Different Patterns to Choose
There are a lot of patterns to choose for the infill, this gives us options to choose from according to our need. Different patterns hold different properties and we can use them accordingly. The pattern is often selected by considering the following factors-
- The shape of the model – You can choose any pattern for an object. The optimal solution here would be to pick the one that gives the maximum strength with the least amount of material for that particular shape of the model. If you are making a round or cylindrical solution the best patter to hold it together would be to choose a concentric pattern like archi or octa.
- Flexibility – if you are not behind strength or rigidity; then you need to choose an infill pattern that allows flexibility like concentric patters, cross or cross 3D. There are patterns for overall flexibility and ones that are dedicated for flexibility in a particular dimension.
- Strength of the model – patterns play a huge role in setting the strength of a model. Some patterns like gyroid, cubic or octect are pretty strong. These patterns can give more strength to a model than other patterns at the same infill density.

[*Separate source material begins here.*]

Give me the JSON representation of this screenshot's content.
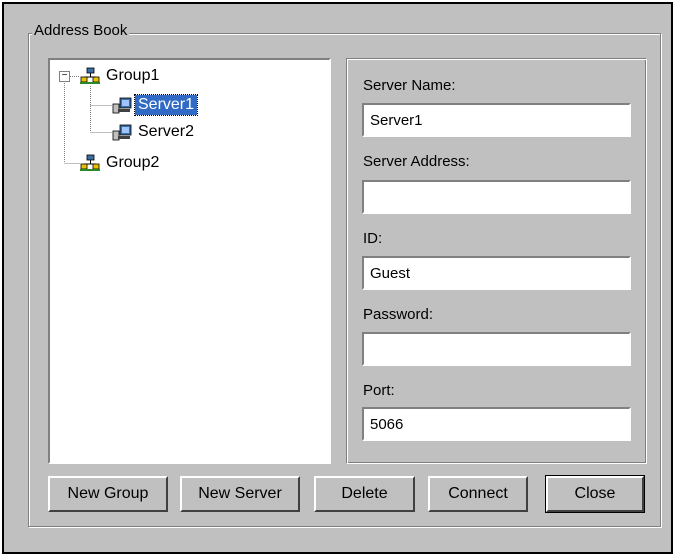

- Material use – Regardless of infill density, some patterns are designed in such a way that it is packed tightly whereas some are loosely bond giving a lot of free space.
Efficient use of Infill
Angle of Infill Printing
There are different things to consider while printing an infill. One such thing is the angle at which the infill is printed.
If you notice, in most of the prints the angle of the print is always 45 degrees. This is because at an angle of 45 degrees, both the X and the Y motors work at equal speeds. This increases the speed of completing the infill.
Sometime you will be in a situation where changing the angle of the infill can hold some weak parts stronger. But changing the angle would decrease the speed. The best solution to avoid this problem will be to position the model in the right alignment with the infill in the slicing software itself.
You can achieve a stronger bond of infill with the wall by increasing the value of infill overlap. Infill overlap is a parameter which when increased increases the intersection of the infill with the inner wall of the outline.
Gradient and Gradual Infill
If you want your infill to hold stronger towards the walls of the 3D print, then the best way to do this is by using gradient infill. The gradient infill has the infill density changing through the XY plane. The infill density becomes higher as we approach the outline of the model.
This is one if the most efficient way of adding more strength to the model. The only downside of this approach is that it takes more printing time.
There is a similar type of printing called gradual infill in which the infill density changes through the Z axis.
Thickness of Infill
Use thick infill to get more strength and rigidity. Printing very thin infill will make the structure prone to damage under stress.
Multiple Infill Densities
Some of the new 3D printing software comes with powerful tools to change the infill density multiple times in a single model.
One of the main advantages of this method is the intelligent use of material in places that needs strength in a model. Here you don’t have to use a high infill density through the entire model to hold just one portion of the print strongly.